What this task involves:
When you set down the entries, keep every word exactly as it is but drop the pictures.

** Opening Supplied data block **

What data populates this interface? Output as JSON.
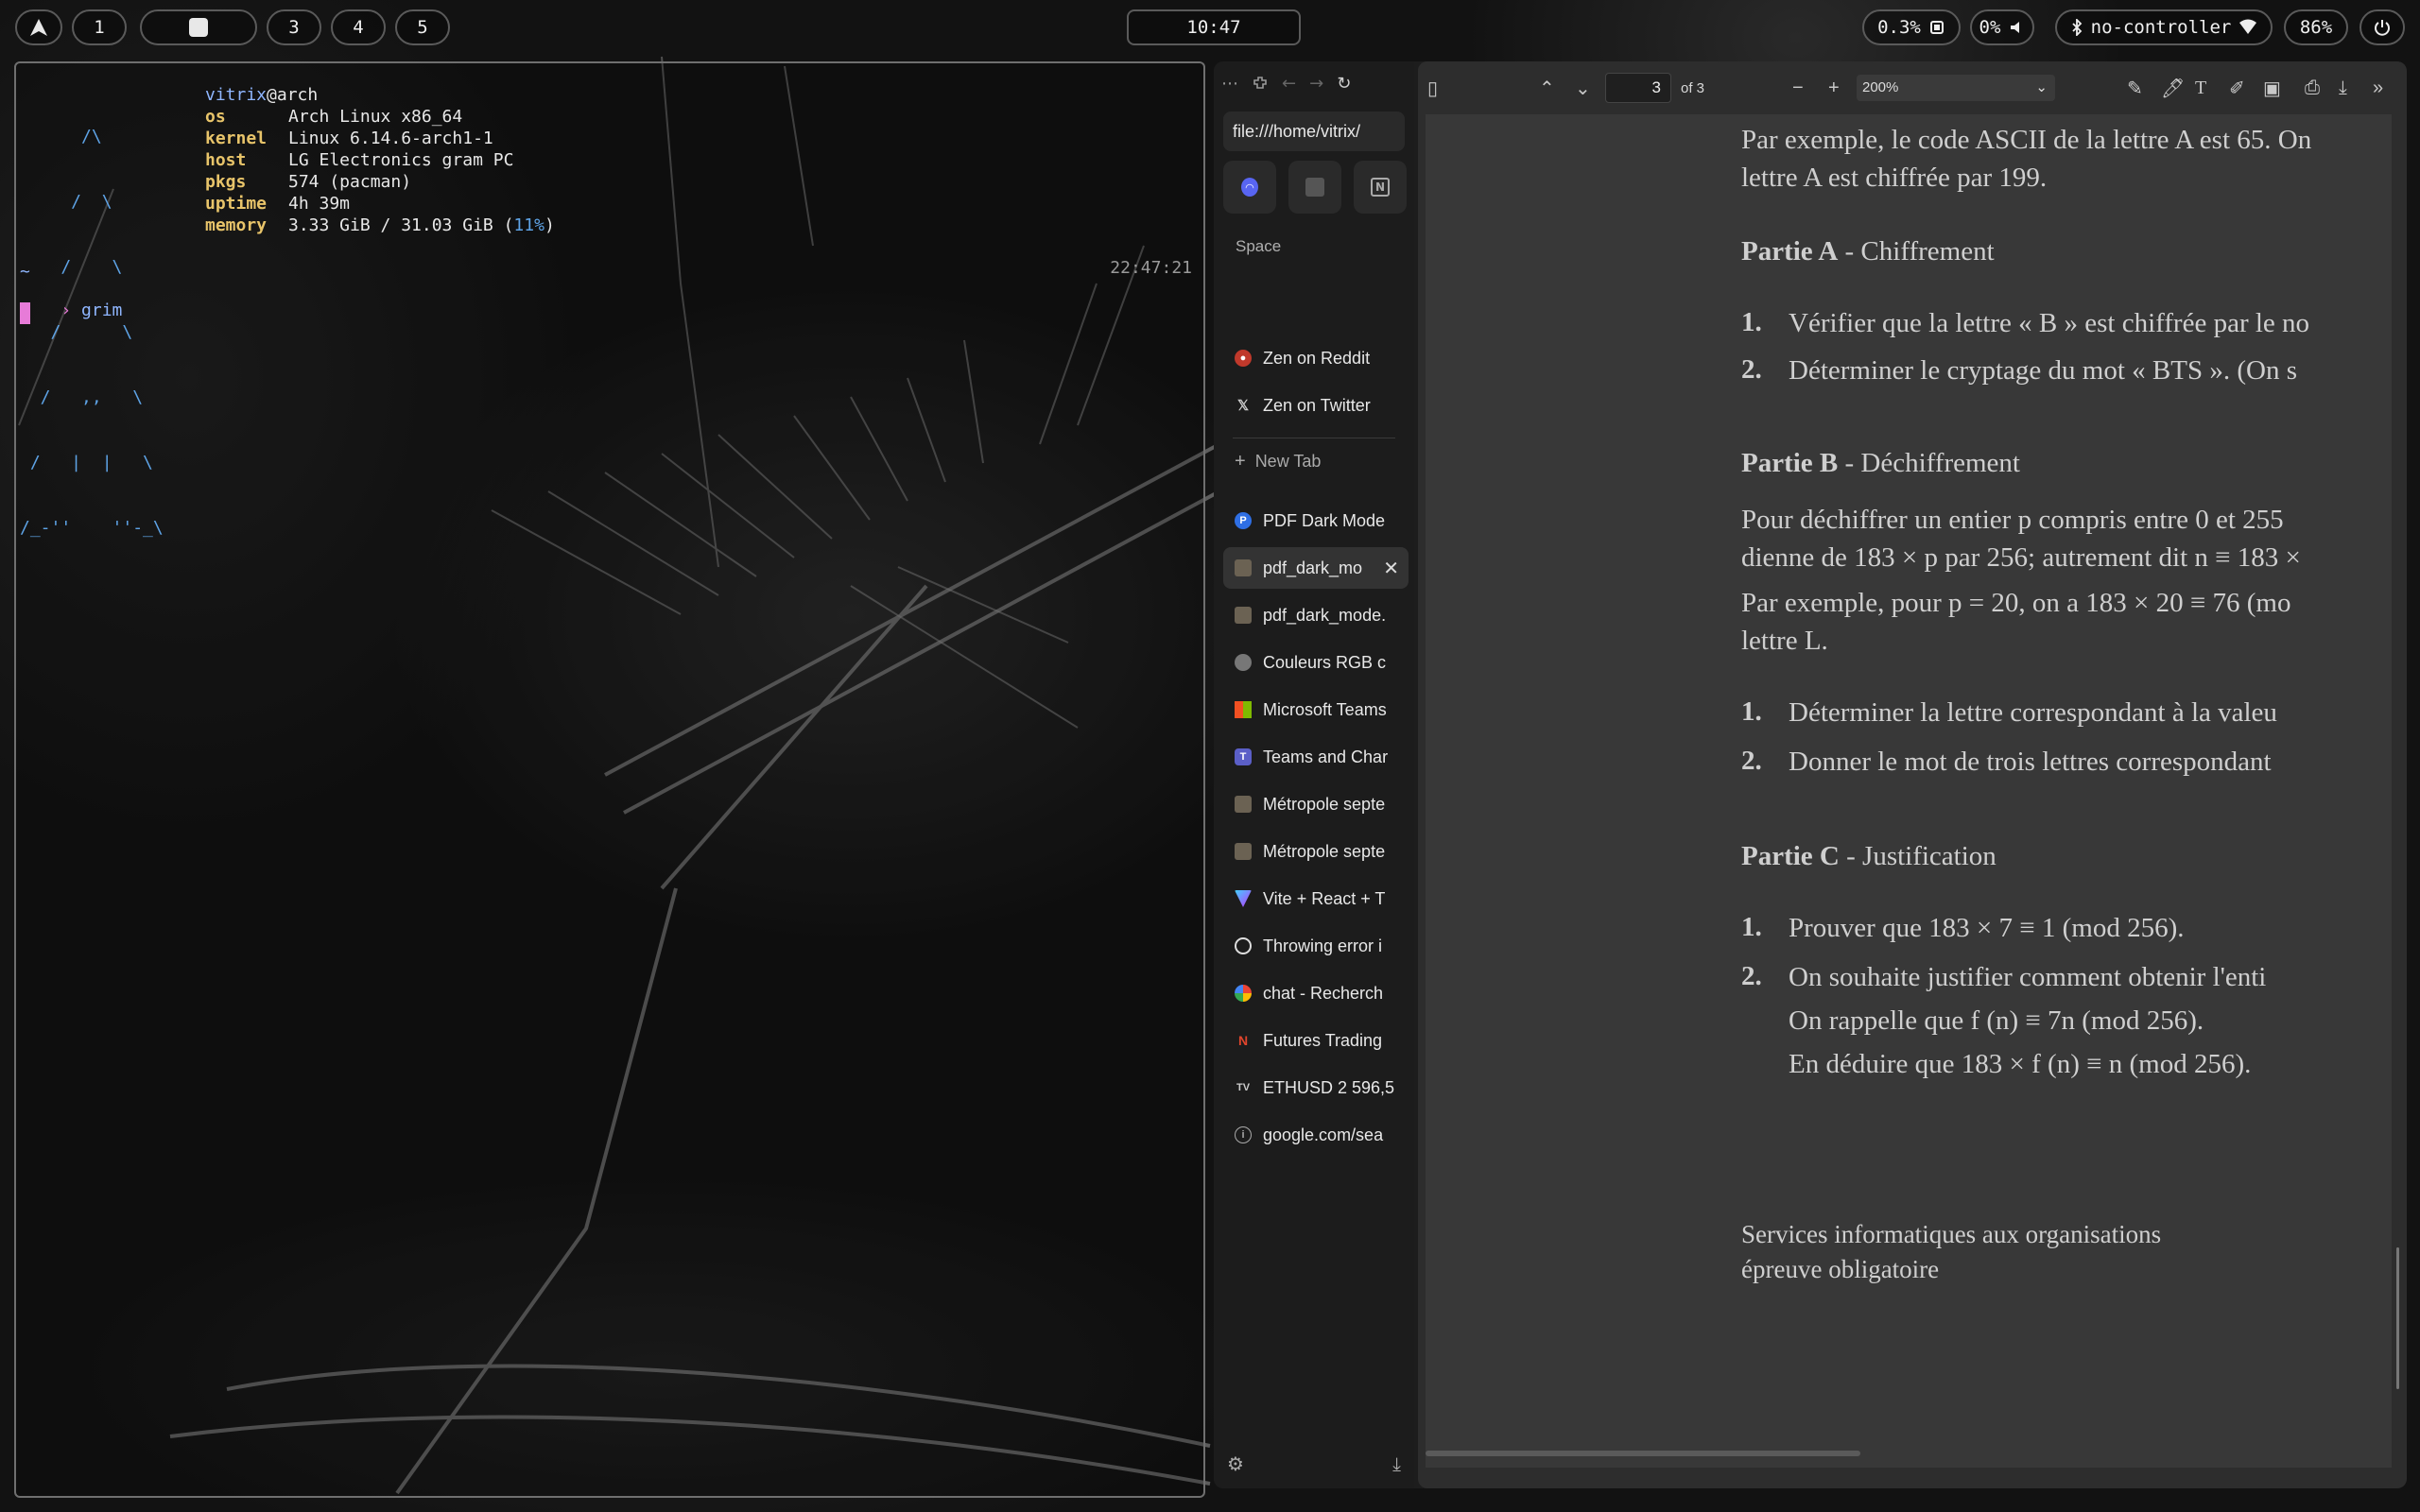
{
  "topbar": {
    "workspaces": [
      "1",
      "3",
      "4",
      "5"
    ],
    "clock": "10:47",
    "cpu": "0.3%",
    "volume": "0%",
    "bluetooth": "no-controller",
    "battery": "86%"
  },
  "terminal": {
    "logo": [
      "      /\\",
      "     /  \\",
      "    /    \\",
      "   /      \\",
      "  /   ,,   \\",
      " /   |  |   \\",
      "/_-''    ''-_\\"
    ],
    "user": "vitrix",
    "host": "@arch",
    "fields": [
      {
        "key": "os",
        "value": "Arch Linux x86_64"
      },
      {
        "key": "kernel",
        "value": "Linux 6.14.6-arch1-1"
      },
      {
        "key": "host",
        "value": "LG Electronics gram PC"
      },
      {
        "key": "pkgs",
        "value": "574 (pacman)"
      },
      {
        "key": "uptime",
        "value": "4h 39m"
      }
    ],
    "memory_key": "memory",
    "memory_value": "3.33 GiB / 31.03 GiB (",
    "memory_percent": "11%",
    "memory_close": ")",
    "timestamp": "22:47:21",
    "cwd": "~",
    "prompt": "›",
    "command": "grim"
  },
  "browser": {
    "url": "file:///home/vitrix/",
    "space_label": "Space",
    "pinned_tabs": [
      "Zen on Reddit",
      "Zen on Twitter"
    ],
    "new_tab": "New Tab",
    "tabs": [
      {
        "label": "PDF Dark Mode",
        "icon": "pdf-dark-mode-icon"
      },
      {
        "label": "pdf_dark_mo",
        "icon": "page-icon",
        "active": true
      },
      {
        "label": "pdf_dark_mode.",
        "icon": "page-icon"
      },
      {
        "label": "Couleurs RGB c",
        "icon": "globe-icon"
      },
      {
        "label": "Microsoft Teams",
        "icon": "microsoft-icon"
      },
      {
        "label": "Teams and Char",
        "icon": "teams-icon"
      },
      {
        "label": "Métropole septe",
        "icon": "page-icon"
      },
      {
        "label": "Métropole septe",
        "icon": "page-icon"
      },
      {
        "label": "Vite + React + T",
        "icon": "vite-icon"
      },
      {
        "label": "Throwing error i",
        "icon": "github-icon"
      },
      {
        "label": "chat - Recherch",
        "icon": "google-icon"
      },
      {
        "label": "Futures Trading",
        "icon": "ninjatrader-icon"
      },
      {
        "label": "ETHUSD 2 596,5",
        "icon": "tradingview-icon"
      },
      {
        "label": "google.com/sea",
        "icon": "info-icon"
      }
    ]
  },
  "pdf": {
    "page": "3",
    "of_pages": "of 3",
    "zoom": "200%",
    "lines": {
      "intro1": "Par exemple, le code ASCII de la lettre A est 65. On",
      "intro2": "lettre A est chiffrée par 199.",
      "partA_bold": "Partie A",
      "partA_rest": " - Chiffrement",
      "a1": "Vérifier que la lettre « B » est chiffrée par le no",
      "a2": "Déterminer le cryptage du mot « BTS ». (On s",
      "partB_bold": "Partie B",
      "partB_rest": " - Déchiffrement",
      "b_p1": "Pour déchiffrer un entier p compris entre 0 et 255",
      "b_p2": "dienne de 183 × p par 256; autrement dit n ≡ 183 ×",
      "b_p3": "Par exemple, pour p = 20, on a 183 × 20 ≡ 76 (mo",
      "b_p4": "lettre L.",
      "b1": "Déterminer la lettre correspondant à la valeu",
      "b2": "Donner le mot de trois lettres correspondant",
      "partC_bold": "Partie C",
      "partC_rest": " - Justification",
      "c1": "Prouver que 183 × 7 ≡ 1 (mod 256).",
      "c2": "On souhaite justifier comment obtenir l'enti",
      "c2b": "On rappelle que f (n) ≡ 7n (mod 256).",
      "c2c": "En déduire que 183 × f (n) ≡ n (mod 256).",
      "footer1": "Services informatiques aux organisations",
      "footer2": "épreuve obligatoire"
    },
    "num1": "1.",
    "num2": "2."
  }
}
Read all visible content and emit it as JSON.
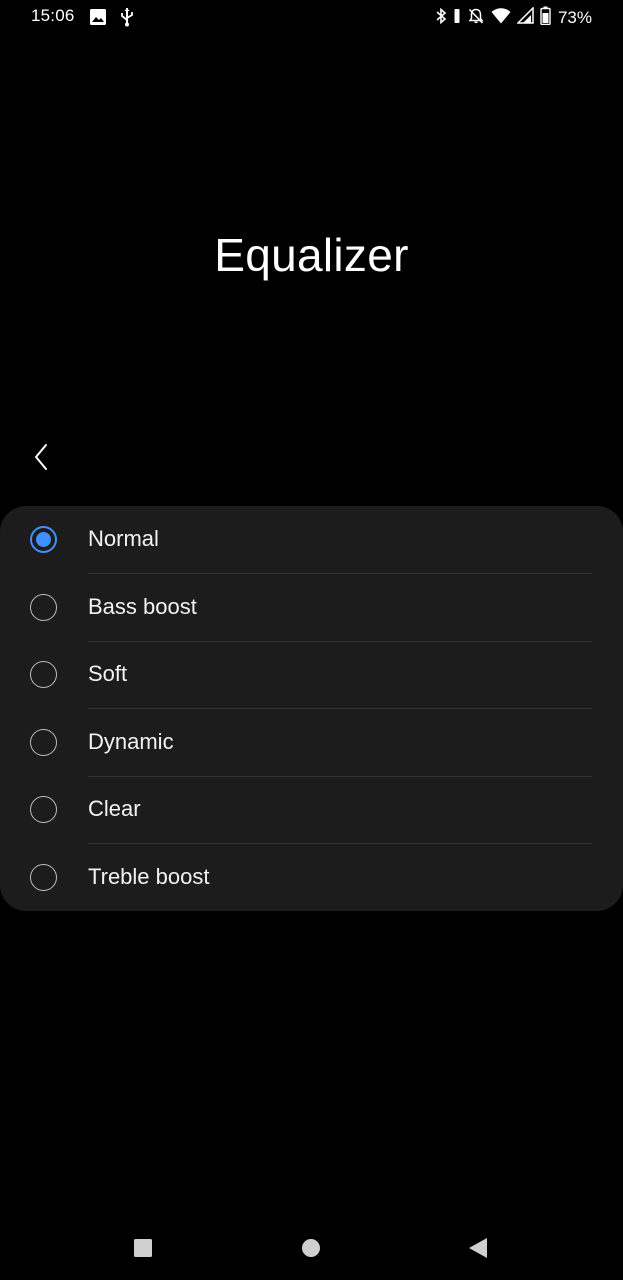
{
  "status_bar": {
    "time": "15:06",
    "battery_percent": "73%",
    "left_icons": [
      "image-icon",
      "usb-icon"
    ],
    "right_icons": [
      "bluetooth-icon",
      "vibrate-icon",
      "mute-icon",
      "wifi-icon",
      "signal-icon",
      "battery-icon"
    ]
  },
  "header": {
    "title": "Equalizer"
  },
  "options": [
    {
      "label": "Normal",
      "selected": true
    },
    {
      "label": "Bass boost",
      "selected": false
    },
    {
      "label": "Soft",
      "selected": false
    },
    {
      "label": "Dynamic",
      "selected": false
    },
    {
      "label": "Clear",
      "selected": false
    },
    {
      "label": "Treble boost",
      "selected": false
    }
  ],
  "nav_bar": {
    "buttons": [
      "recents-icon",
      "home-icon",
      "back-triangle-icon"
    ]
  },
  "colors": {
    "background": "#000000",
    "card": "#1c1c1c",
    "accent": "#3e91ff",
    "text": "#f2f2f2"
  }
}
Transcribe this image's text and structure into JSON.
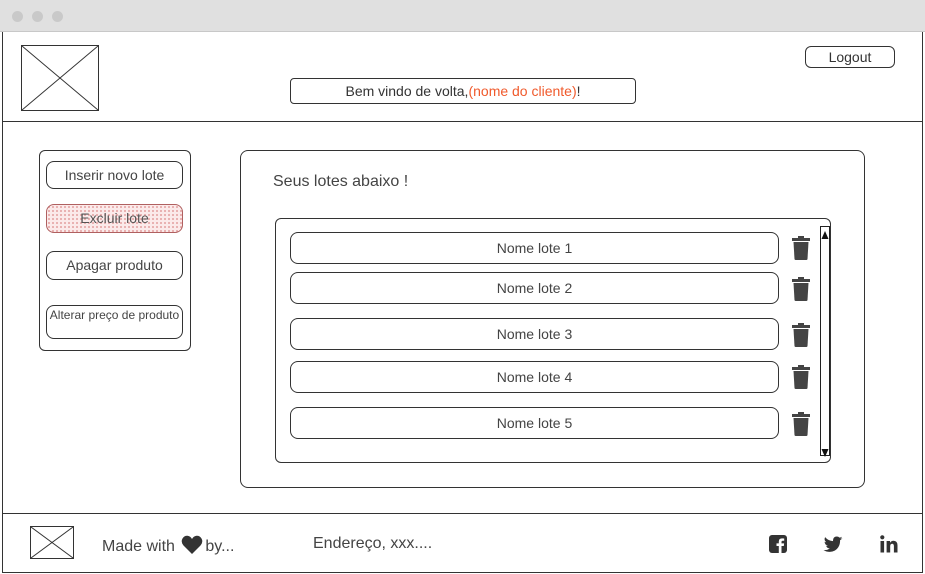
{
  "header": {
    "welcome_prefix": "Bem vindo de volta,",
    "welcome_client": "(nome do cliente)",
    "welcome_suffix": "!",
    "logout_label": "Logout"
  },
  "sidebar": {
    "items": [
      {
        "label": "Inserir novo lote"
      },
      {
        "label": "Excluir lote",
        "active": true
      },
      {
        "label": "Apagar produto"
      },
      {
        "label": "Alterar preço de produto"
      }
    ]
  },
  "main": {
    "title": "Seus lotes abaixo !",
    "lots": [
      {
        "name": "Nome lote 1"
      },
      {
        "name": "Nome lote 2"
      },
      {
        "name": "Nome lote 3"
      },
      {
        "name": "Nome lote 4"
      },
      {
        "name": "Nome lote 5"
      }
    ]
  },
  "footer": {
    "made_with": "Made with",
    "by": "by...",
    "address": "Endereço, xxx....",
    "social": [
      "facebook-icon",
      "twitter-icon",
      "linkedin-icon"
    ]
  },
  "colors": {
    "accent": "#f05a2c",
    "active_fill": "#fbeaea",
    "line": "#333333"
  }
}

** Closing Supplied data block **

Answer to this exercise:
What data populates this interface? Output as JSON.
{
  "topbar": {
    "workspaces": [
      "1",
      "3",
      "4",
      "5"
    ],
    "clock": "10:47",
    "cpu": "0.3%",
    "volume": "0%",
    "bluetooth": "no-controller",
    "battery": "86%"
  },
  "terminal": {
    "logo": [
      "      /\\",
      "     /  \\",
      "    /    \\",
      "   /      \\",
      "  /   ,,   \\",
      " /   |  |   \\",
      "/_-''    ''-_\\"
    ],
    "user": "vitrix",
    "host": "@arch",
    "fields": [
      {
        "key": "os",
        "value": "Arch Linux x86_64"
      },
      {
        "key": "kernel",
        "value": "Linux 6.14.6-arch1-1"
      },
      {
        "key": "host",
        "value": "LG Electronics gram PC"
      },
      {
        "key": "pkgs",
        "value": "574 (pacman)"
      },
      {
        "key": "uptime",
        "value": "4h 39m"
      }
    ],
    "memory_key": "memory",
    "memory_value": "3.33 GiB / 31.03 GiB (",
    "memory_percent": "11%",
    "memory_close": ")",
    "timestamp": "22:47:21",
    "cwd": "~",
    "prompt": "›",
    "command": "grim"
  },
  "browser": {
    "url": "file:///home/vitrix/",
    "space_label": "Space",
    "pinned_tabs": [
      "Zen on Reddit",
      "Zen on Twitter"
    ],
    "new_tab": "New Tab",
    "tabs": [
      {
        "label": "PDF Dark Mode",
        "icon": "pdf-dark-mode-icon"
      },
      {
        "label": "pdf_dark_mo",
        "icon": "page-icon",
        "active": true
      },
      {
        "label": "pdf_dark_mode.",
        "icon": "page-icon"
      },
      {
        "label": "Couleurs RGB c",
        "icon": "globe-icon"
      },
      {
        "label": "Microsoft Teams",
        "icon": "microsoft-icon"
      },
      {
        "label": "Teams and Char",
        "icon": "teams-icon"
      },
      {
        "label": "Métropole septe",
        "icon": "page-icon"
      },
      {
        "label": "Métropole septe",
        "icon": "page-icon"
      },
      {
        "label": "Vite + React + T",
        "icon": "vite-icon"
      },
      {
        "label": "Throwing error i",
        "icon": "github-icon"
      },
      {
        "label": "chat - Recherch",
        "icon": "google-icon"
      },
      {
        "label": "Futures Trading",
        "icon": "ninjatrader-icon"
      },
      {
        "label": "ETHUSD 2 596,5",
        "icon": "tradingview-icon"
      },
      {
        "label": "google.com/sea",
        "icon": "info-icon"
      }
    ]
  },
  "pdf": {
    "page": "3",
    "of_pages": "of 3",
    "zoom": "200%",
    "lines": {
      "intro1": "Par exemple, le code ASCII de la lettre A est 65. On",
      "intro2": "lettre A est chiffrée par 199.",
      "partA_bold": "Partie A",
      "partA_rest": " - Chiffrement",
      "a1": "Vérifier que la lettre « B » est chiffrée par le no",
      "a2": "Déterminer le cryptage du mot « BTS ». (On s",
      "partB_bold": "Partie B",
      "partB_rest": " - Déchiffrement",
      "b_p1": "Pour déchiffrer un entier p compris entre 0 et 255",
      "b_p2": "dienne de 183 × p par 256; autrement dit n ≡ 183 ×",
      "b_p3": "Par exemple, pour p = 20, on a 183 × 20 ≡ 76 (mo",
      "b_p4": "lettre L.",
      "b1": "Déterminer la lettre correspondant à la valeu",
      "b2": "Donner le mot de trois lettres correspondant",
      "partC_bold": "Partie C",
      "partC_rest": " - Justification",
      "c1": "Prouver que 183 × 7 ≡ 1 (mod 256).",
      "c2": "On souhaite justifier comment obtenir l'enti",
      "c2b": "On rappelle que f (n) ≡ 7n (mod 256).",
      "c2c": "En déduire que 183 × f (n) ≡ n (mod 256).",
      "footer1": "Services informatiques aux organisations",
      "footer2": "épreuve obligatoire"
    },
    "num1": "1.",
    "num2": "2."
  }
}
Read all visible content and emit it as JSON.
{
  "status_bar": {
    "time": "15:06",
    "battery_percent": "73%",
    "left_icons": [
      "image-icon",
      "usb-icon"
    ],
    "right_icons": [
      "bluetooth-icon",
      "vibrate-icon",
      "mute-icon",
      "wifi-icon",
      "signal-icon",
      "battery-icon"
    ]
  },
  "header": {
    "title": "Equalizer"
  },
  "options": [
    {
      "label": "Normal",
      "selected": true
    },
    {
      "label": "Bass boost",
      "selected": false
    },
    {
      "label": "Soft",
      "selected": false
    },
    {
      "label": "Dynamic",
      "selected": false
    },
    {
      "label": "Clear",
      "selected": false
    },
    {
      "label": "Treble boost",
      "selected": false
    }
  ],
  "nav_bar": {
    "buttons": [
      "recents-icon",
      "home-icon",
      "back-triangle-icon"
    ]
  },
  "colors": {
    "background": "#000000",
    "card": "#1c1c1c",
    "accent": "#3e91ff",
    "text": "#f2f2f2"
  }
}
Transcribe this image's text and structure into JSON.
{
  "header": {
    "welcome_prefix": "Bem vindo de volta,",
    "welcome_client": "(nome do cliente)",
    "welcome_suffix": "!",
    "logout_label": "Logout"
  },
  "sidebar": {
    "items": [
      {
        "label": "Inserir novo lote"
      },
      {
        "label": "Excluir lote",
        "active": true
      },
      {
        "label": "Apagar produto"
      },
      {
        "label": "Alterar preço de produto"
      }
    ]
  },
  "main": {
    "title": "Seus lotes abaixo !",
    "lots": [
      {
        "name": "Nome lote 1"
      },
      {
        "name": "Nome lote 2"
      },
      {
        "name": "Nome lote 3"
      },
      {
        "name": "Nome lote 4"
      },
      {
        "name": "Nome lote 5"
      }
    ]
  },
  "footer": {
    "made_with": "Made with",
    "by": "by...",
    "address": "Endereço, xxx....",
    "social": [
      "facebook-icon",
      "twitter-icon",
      "linkedin-icon"
    ]
  },
  "colors": {
    "accent": "#f05a2c",
    "active_fill": "#fbeaea",
    "line": "#333333"
  }
}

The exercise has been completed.